(Activity)
What is the number of lines in the listing below that contain the word "city"? Give only that number.

(Data records)
___
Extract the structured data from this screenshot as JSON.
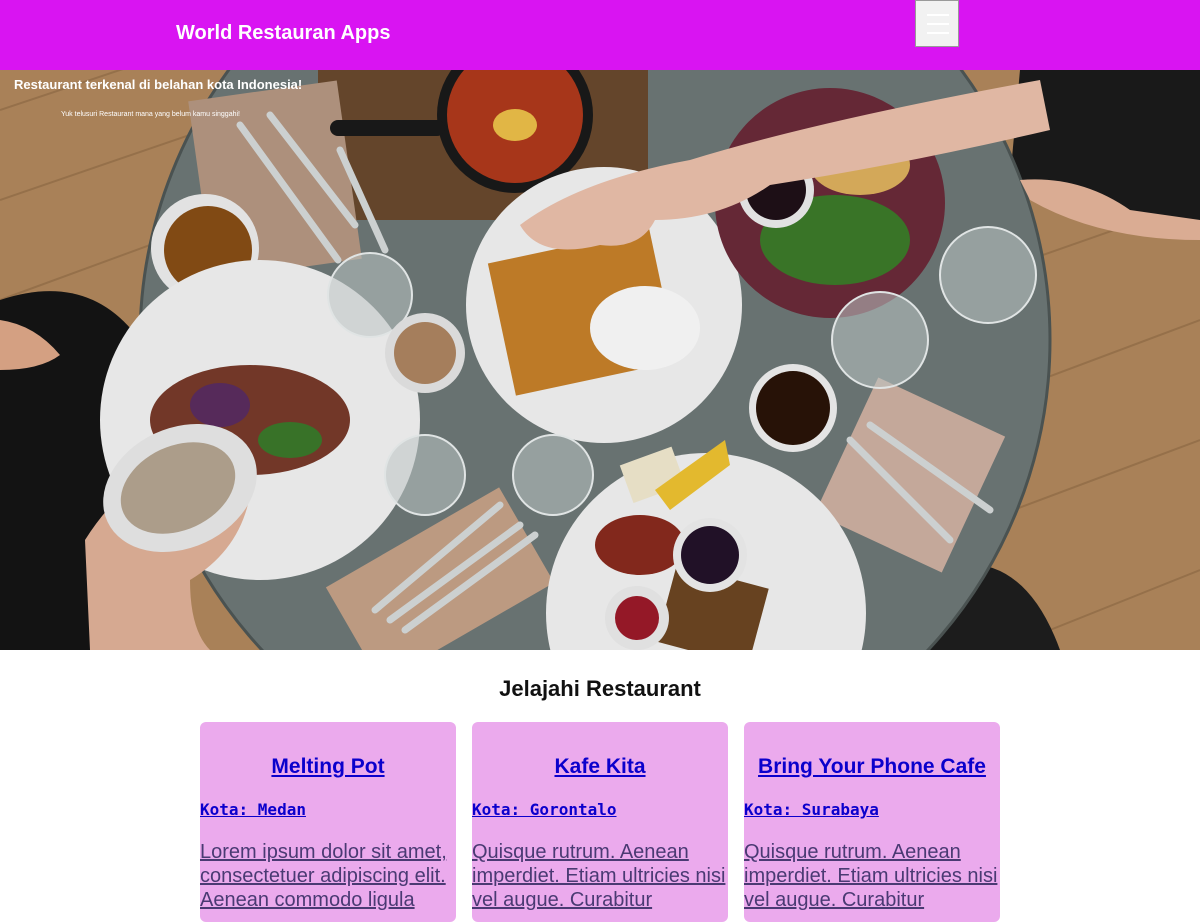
{
  "header": {
    "title": "World Restauran Apps",
    "menu_icon": "hamburger-icon",
    "colors": {
      "background": "#d914f2",
      "text": "#ffffff"
    }
  },
  "hero": {
    "title": "Restaurant terkenal di belahan kota Indonesia!",
    "subtitle": "Yuk telusuri Restaurant mana yang belum kamu singgahi!"
  },
  "explore": {
    "title": "Jelajahi Restaurant",
    "restaurants": [
      {
        "name": "Melting Pot",
        "city": "Kota: Medan",
        "description": "Lorem ipsum dolor sit amet, consectetuer adipiscing elit. Aenean commodo ligula"
      },
      {
        "name": "Kafe Kita",
        "city": "Kota: Gorontalo",
        "description": "Quisque rutrum. Aenean imperdiet. Etiam ultricies nisi vel augue. Curabitur"
      },
      {
        "name": "Bring Your Phone Cafe",
        "city": "Kota: Surabaya",
        "description": "Quisque rutrum. Aenean imperdiet. Etiam ultricies nisi vel augue. Curabitur"
      }
    ],
    "colors": {
      "card_background": "#ebaaed",
      "link": "#0b00cc"
    }
  }
}
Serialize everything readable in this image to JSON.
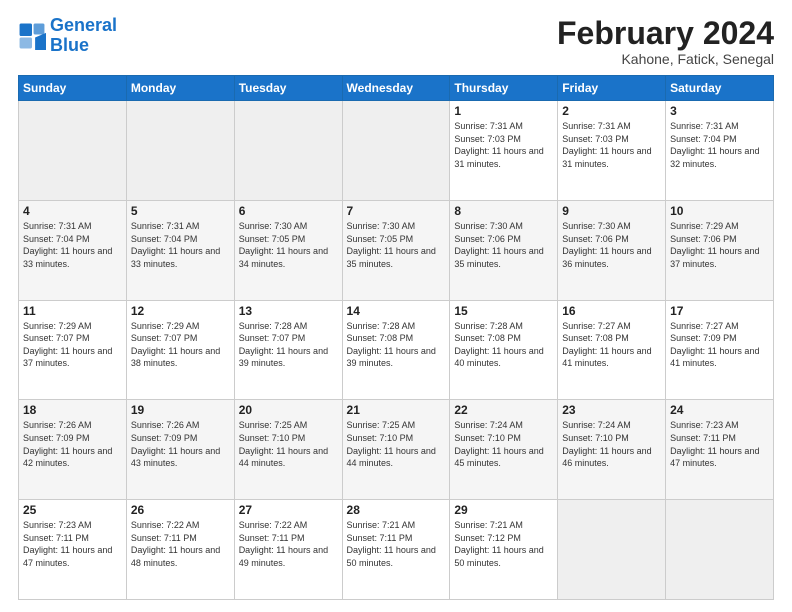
{
  "header": {
    "logo_line1": "General",
    "logo_line2": "Blue",
    "month": "February 2024",
    "location": "Kahone, Fatick, Senegal"
  },
  "weekdays": [
    "Sunday",
    "Monday",
    "Tuesday",
    "Wednesday",
    "Thursday",
    "Friday",
    "Saturday"
  ],
  "weeks": [
    [
      {
        "day": "",
        "info": ""
      },
      {
        "day": "",
        "info": ""
      },
      {
        "day": "",
        "info": ""
      },
      {
        "day": "",
        "info": ""
      },
      {
        "day": "1",
        "info": "Sunrise: 7:31 AM\nSunset: 7:03 PM\nDaylight: 11 hours\nand 31 minutes."
      },
      {
        "day": "2",
        "info": "Sunrise: 7:31 AM\nSunset: 7:03 PM\nDaylight: 11 hours\nand 31 minutes."
      },
      {
        "day": "3",
        "info": "Sunrise: 7:31 AM\nSunset: 7:04 PM\nDaylight: 11 hours\nand 32 minutes."
      }
    ],
    [
      {
        "day": "4",
        "info": "Sunrise: 7:31 AM\nSunset: 7:04 PM\nDaylight: 11 hours\nand 33 minutes."
      },
      {
        "day": "5",
        "info": "Sunrise: 7:31 AM\nSunset: 7:04 PM\nDaylight: 11 hours\nand 33 minutes."
      },
      {
        "day": "6",
        "info": "Sunrise: 7:30 AM\nSunset: 7:05 PM\nDaylight: 11 hours\nand 34 minutes."
      },
      {
        "day": "7",
        "info": "Sunrise: 7:30 AM\nSunset: 7:05 PM\nDaylight: 11 hours\nand 35 minutes."
      },
      {
        "day": "8",
        "info": "Sunrise: 7:30 AM\nSunset: 7:06 PM\nDaylight: 11 hours\nand 35 minutes."
      },
      {
        "day": "9",
        "info": "Sunrise: 7:30 AM\nSunset: 7:06 PM\nDaylight: 11 hours\nand 36 minutes."
      },
      {
        "day": "10",
        "info": "Sunrise: 7:29 AM\nSunset: 7:06 PM\nDaylight: 11 hours\nand 37 minutes."
      }
    ],
    [
      {
        "day": "11",
        "info": "Sunrise: 7:29 AM\nSunset: 7:07 PM\nDaylight: 11 hours\nand 37 minutes."
      },
      {
        "day": "12",
        "info": "Sunrise: 7:29 AM\nSunset: 7:07 PM\nDaylight: 11 hours\nand 38 minutes."
      },
      {
        "day": "13",
        "info": "Sunrise: 7:28 AM\nSunset: 7:07 PM\nDaylight: 11 hours\nand 39 minutes."
      },
      {
        "day": "14",
        "info": "Sunrise: 7:28 AM\nSunset: 7:08 PM\nDaylight: 11 hours\nand 39 minutes."
      },
      {
        "day": "15",
        "info": "Sunrise: 7:28 AM\nSunset: 7:08 PM\nDaylight: 11 hours\nand 40 minutes."
      },
      {
        "day": "16",
        "info": "Sunrise: 7:27 AM\nSunset: 7:08 PM\nDaylight: 11 hours\nand 41 minutes."
      },
      {
        "day": "17",
        "info": "Sunrise: 7:27 AM\nSunset: 7:09 PM\nDaylight: 11 hours\nand 41 minutes."
      }
    ],
    [
      {
        "day": "18",
        "info": "Sunrise: 7:26 AM\nSunset: 7:09 PM\nDaylight: 11 hours\nand 42 minutes."
      },
      {
        "day": "19",
        "info": "Sunrise: 7:26 AM\nSunset: 7:09 PM\nDaylight: 11 hours\nand 43 minutes."
      },
      {
        "day": "20",
        "info": "Sunrise: 7:25 AM\nSunset: 7:10 PM\nDaylight: 11 hours\nand 44 minutes."
      },
      {
        "day": "21",
        "info": "Sunrise: 7:25 AM\nSunset: 7:10 PM\nDaylight: 11 hours\nand 44 minutes."
      },
      {
        "day": "22",
        "info": "Sunrise: 7:24 AM\nSunset: 7:10 PM\nDaylight: 11 hours\nand 45 minutes."
      },
      {
        "day": "23",
        "info": "Sunrise: 7:24 AM\nSunset: 7:10 PM\nDaylight: 11 hours\nand 46 minutes."
      },
      {
        "day": "24",
        "info": "Sunrise: 7:23 AM\nSunset: 7:11 PM\nDaylight: 11 hours\nand 47 minutes."
      }
    ],
    [
      {
        "day": "25",
        "info": "Sunrise: 7:23 AM\nSunset: 7:11 PM\nDaylight: 11 hours\nand 47 minutes."
      },
      {
        "day": "26",
        "info": "Sunrise: 7:22 AM\nSunset: 7:11 PM\nDaylight: 11 hours\nand 48 minutes."
      },
      {
        "day": "27",
        "info": "Sunrise: 7:22 AM\nSunset: 7:11 PM\nDaylight: 11 hours\nand 49 minutes."
      },
      {
        "day": "28",
        "info": "Sunrise: 7:21 AM\nSunset: 7:11 PM\nDaylight: 11 hours\nand 50 minutes."
      },
      {
        "day": "29",
        "info": "Sunrise: 7:21 AM\nSunset: 7:12 PM\nDaylight: 11 hours\nand 50 minutes."
      },
      {
        "day": "",
        "info": ""
      },
      {
        "day": "",
        "info": ""
      }
    ]
  ]
}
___
(Reply to the task)
3